### Problem to solve:
Lines from the entries below that hold "direction" form the answer; copy all of them.

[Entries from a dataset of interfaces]
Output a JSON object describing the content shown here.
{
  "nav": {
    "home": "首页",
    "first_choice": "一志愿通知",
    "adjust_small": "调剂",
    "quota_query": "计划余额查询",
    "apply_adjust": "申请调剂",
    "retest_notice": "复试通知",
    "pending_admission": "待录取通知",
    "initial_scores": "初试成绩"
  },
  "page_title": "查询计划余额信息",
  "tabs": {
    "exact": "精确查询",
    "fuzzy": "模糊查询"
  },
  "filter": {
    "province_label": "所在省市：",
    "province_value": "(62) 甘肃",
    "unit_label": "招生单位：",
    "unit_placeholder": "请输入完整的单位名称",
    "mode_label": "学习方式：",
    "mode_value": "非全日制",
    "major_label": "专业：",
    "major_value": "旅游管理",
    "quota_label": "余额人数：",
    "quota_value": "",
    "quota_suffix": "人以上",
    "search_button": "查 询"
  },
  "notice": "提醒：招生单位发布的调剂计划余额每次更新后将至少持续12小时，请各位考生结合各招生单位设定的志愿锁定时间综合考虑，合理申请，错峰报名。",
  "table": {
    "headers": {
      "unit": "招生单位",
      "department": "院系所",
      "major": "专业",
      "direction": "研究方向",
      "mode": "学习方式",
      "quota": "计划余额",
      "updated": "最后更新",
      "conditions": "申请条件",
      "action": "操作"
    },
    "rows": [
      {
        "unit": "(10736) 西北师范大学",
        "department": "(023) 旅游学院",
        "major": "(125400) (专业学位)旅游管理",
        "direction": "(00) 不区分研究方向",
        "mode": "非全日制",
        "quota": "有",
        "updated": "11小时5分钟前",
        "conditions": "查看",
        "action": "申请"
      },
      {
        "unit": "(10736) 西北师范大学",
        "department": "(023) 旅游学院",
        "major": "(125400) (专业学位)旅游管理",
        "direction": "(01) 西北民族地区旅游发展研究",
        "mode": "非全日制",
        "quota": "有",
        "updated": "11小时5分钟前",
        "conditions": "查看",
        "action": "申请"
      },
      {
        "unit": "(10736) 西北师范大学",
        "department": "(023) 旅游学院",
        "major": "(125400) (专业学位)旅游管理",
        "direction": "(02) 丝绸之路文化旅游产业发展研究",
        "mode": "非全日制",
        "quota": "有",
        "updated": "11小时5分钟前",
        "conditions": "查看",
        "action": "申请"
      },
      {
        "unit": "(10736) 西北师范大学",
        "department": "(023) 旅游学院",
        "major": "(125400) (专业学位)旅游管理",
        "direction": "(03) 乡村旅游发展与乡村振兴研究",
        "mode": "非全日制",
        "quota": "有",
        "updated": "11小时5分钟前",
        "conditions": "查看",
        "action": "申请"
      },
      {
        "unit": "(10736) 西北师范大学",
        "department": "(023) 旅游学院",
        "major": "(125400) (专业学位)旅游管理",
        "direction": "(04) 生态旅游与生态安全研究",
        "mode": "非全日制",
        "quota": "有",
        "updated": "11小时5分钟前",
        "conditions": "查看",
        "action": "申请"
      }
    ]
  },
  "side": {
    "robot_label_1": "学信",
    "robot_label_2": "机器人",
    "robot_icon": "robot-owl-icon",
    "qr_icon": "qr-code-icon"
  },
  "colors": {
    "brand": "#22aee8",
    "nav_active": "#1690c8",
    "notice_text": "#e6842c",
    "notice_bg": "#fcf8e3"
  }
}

### Task result:
      "direction": "研究方向",
        "direction": "(00) 不区分研究方向",
        "direction": "(01) 西北民族地区旅游发展研究",
        "direction": "(02) 丝绸之路文化旅游产业发展研究",
        "direction": "(03) 乡村旅游发展与乡村振兴研究",
        "direction": "(04) 生态旅游与生态安全研究",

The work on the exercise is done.